SOURCES: Asokumar Buvanendran, M.D., director, orthopedic anesthesia, Rush University Medical Center, Chicago; Richard Rosenquist, M.D., chairman, pain management department, Cleveland Clinic, and chair, committee on pain medicine, American Society of Anesthesiologists; Oct. 14, 2014, presentation, American Society of Anesthesiologists annual meeting, New Orleans
TUESDAY, Oct. 14, 2014 (HealthDay News) -- The percentage of American patients who experience serious post-operative pain appears to have fallen significantly over the past decade, a new survey reveals.
How significantly? In 2003, 63 percent of those polled said they struggled with some kind of notable pain two weeks after in-hospital surgery, but in 2014, only 39 percent had similar experiences, according to the survey.
"I should say, first off, that surgery patients generally will experience some pain following surgery," noted study author Dr. Asokumar Buvanendran, director of orthopedic anesthesia at Rush University Medical Center in Chicago. "But in the last 20 years, our understanding of the way different classes of pain medicine work has improved, enabling physicians and anesthesiologists to combine different drugs to better treat the specific needs of each patient. And this has led to a decrease in the incidence of serious post-op pain."
Buvanendran and his colleagues are scheduled to report their findings Tuesday at the American Society of Anesthesiologists annual meeting in New Orleans.
The authors pointed out that American hospitals now perform approximately 45 million in-patient surgeries every year. A survey conducted between 1998 and 2002 found that nearly two-thirds (63 percent) of the 129 patients polled had experienced moderate-to-severe pain during the first couple of weeks following their hospital discharge.

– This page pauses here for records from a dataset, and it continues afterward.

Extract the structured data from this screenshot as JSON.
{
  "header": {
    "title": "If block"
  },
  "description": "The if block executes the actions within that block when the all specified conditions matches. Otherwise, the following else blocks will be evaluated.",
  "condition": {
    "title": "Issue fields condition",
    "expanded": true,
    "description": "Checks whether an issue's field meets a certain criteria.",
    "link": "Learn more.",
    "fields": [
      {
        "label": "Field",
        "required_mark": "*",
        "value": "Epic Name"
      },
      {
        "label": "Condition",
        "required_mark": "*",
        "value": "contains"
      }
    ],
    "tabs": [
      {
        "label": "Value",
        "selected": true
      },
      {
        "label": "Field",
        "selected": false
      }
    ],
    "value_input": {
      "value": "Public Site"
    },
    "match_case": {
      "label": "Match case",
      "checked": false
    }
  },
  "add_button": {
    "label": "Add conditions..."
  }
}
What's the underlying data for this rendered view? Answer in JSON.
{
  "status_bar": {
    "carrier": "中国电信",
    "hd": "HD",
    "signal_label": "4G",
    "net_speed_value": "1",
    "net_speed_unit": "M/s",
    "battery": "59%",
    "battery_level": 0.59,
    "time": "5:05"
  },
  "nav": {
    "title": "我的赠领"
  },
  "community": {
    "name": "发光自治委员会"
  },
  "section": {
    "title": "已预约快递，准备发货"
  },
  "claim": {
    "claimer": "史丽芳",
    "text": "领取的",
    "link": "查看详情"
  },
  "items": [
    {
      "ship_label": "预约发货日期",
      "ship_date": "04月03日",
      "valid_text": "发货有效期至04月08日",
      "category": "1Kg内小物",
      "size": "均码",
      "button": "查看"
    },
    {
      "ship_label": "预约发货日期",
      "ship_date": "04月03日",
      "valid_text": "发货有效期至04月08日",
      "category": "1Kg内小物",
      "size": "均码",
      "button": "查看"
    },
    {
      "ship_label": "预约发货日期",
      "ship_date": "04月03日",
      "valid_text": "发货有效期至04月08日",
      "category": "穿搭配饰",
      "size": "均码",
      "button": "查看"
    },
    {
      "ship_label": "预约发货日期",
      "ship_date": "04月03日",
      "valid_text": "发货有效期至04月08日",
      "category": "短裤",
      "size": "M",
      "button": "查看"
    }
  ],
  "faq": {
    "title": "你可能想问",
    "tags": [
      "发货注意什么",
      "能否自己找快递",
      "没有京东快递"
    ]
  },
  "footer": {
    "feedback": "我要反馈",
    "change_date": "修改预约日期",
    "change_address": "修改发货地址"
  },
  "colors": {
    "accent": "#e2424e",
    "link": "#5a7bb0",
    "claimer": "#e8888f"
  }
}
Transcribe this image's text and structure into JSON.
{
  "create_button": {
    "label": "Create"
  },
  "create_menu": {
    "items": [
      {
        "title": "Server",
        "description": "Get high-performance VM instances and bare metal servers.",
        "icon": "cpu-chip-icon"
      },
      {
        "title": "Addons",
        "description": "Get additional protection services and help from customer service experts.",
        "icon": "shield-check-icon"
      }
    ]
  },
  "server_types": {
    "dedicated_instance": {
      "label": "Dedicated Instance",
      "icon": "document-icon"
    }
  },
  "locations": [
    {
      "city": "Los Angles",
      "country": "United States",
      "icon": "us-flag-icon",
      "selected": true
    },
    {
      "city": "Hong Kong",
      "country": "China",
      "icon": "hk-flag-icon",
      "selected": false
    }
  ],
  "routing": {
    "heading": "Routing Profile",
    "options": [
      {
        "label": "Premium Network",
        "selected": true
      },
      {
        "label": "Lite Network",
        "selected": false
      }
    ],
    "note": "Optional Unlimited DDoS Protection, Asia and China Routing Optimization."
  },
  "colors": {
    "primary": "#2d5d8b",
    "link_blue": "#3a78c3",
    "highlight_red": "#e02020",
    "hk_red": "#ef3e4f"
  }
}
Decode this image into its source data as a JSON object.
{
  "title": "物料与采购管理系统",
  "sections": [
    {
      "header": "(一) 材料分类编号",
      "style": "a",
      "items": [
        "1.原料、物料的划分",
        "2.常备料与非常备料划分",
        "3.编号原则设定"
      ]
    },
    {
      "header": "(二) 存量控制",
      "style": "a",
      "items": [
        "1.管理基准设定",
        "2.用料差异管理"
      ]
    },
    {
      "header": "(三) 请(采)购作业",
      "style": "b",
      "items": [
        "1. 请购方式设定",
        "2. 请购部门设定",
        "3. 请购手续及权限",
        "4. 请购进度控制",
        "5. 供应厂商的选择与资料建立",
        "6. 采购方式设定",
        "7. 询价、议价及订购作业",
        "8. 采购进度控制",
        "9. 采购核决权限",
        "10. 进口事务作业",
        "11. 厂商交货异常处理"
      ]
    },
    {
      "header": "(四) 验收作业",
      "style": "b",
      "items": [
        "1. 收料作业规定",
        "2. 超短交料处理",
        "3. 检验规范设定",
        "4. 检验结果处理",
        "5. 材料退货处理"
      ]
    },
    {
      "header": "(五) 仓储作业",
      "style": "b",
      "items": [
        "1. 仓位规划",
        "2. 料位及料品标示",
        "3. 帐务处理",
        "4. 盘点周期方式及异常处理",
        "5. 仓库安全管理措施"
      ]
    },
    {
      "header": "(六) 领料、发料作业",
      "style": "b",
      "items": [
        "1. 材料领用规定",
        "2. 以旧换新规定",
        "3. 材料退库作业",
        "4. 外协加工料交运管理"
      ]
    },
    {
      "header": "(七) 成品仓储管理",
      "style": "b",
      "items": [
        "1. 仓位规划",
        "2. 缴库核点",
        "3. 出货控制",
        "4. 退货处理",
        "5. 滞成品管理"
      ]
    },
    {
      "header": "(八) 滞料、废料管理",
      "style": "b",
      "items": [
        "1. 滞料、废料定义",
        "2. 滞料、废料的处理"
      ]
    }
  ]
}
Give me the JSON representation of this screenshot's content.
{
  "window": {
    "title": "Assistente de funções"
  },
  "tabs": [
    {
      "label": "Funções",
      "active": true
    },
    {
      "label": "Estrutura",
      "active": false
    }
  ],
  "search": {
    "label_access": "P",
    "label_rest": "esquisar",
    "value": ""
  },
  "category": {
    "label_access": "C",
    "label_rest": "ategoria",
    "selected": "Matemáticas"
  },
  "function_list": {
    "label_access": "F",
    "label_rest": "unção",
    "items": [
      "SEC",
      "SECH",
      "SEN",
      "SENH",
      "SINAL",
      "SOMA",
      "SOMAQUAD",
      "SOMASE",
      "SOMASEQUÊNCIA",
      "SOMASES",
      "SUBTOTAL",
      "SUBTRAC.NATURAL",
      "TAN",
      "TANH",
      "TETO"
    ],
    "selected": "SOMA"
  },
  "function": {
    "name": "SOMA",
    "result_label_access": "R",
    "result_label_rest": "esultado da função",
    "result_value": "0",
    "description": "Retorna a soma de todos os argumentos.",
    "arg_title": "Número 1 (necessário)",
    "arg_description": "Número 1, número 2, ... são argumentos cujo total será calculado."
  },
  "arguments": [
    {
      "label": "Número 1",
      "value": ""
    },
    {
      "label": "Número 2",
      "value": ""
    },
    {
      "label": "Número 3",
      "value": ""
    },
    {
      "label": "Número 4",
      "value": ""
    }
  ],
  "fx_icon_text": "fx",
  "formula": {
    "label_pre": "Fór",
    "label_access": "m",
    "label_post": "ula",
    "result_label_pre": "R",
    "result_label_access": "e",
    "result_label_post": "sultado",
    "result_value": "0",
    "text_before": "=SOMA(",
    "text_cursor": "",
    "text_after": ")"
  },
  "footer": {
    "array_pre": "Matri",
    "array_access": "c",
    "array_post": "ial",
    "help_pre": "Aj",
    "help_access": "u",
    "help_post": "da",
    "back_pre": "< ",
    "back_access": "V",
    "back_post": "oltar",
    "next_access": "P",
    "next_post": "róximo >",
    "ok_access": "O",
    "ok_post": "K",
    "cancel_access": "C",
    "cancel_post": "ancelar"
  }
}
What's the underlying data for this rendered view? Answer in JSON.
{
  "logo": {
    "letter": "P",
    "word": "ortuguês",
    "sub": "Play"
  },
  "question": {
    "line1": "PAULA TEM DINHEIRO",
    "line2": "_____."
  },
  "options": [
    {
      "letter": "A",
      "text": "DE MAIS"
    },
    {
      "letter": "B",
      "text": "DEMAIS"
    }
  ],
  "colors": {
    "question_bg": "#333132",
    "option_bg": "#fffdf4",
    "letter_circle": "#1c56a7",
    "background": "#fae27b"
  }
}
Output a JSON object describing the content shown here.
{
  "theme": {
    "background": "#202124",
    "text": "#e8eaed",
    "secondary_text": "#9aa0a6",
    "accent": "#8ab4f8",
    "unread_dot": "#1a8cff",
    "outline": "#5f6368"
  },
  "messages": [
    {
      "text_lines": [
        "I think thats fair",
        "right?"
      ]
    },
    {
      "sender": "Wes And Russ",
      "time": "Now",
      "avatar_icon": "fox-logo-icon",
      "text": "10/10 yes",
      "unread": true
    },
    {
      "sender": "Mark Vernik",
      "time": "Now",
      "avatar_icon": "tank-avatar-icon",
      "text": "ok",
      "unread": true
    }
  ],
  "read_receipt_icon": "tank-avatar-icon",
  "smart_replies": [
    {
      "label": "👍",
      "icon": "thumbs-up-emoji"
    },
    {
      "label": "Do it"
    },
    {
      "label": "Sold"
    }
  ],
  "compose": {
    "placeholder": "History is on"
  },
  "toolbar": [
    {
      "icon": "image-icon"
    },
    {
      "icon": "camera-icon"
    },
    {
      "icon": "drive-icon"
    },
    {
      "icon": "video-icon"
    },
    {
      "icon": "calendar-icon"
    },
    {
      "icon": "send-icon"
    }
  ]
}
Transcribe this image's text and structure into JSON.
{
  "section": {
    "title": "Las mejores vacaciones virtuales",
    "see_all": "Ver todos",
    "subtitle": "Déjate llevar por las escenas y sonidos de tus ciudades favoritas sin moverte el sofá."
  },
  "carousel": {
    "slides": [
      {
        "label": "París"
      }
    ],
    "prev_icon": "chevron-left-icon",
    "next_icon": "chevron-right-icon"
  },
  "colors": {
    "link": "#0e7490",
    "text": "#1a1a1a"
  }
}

To see whether the patient experience had improved since then, the team conducted a new post-surgery pain survey among approximately 400 hospital inpatients.
All participants were asked to describe the degree to which they were satisfied with the pain treatment they were given. They were also asked to rank the severity of any post-op pain they were experiencing, ranging from no pain to extreme pain. Both questions were posed before hospital discharge, and then again one, two and three weeks following surgery.
By some measures, the team found little change in outcomes.
For example, comparing the two-week mark in both surveys, the team found no shift in the percentage of patients (just over a fifth in each survey) who said they experienced no pain after surgery.
In addition, patient satisfaction with the pain medications they were offered remained fairly comparable across polls, with 83 percent saying they were "satisfied" or "very satisfied" in 2003, compared with 87 percent in 2014.
However, when it came to moderate-to-extreme pain two weeks after surgery, the change was dramatic: the proportion of patients experiencing such pain plummeted from roughly six in 10 in 2003 to four in 10 by 2014.
"It's not due to any one drug we're using," Buvanendran explained. "Instead, it's reflective of the more sophisticated understanding we are acquiring of how pain medications actually work best."
"So for example, if you have an appendectomy, you used to get 10 mgs of morphine for pain control. But today, we know we can give a drug like Motrin, combined with Tylenol, combined with, say, just five milligrams of morphine. And the advantage of that is that you are able to give a range of drugs that all work in different spots. And that actually decreases the amount of narcotics used while improving pain control," he said.
"So, I would say that these results reflect a broad national trend," he added. "And it's one that I think will actually continue to improve with time."
Dr. Richard Rosenquist, chairman of the pain management department at the Cleveland Clinic and chair of the American Society of Anesthesiologists' committee on pain medicine, agreed.
"What we had for many, many years was relative under-treatment of pain," he said. "So everybody that came in got a shot of [the narcotic] Demerol in the back side, and that was it. Everybody got the same dose, frequency and amount. And that doesn't really work because we all come in with different needs, and there are many different pathways that carry pain messages."
"So now it's not only more specific for the surgical procedure," he added, "but also customized for the patients themselves. So if you're a 25-year-old male coming in, you're going to be different than an 85 year-old coming in, and we're going to treat you differently. And a patient getting thoracic surgery will get different pain control than someone coming in for abdominal surgery."
Visit the Cleveland Clinic for more on pain management after surgery.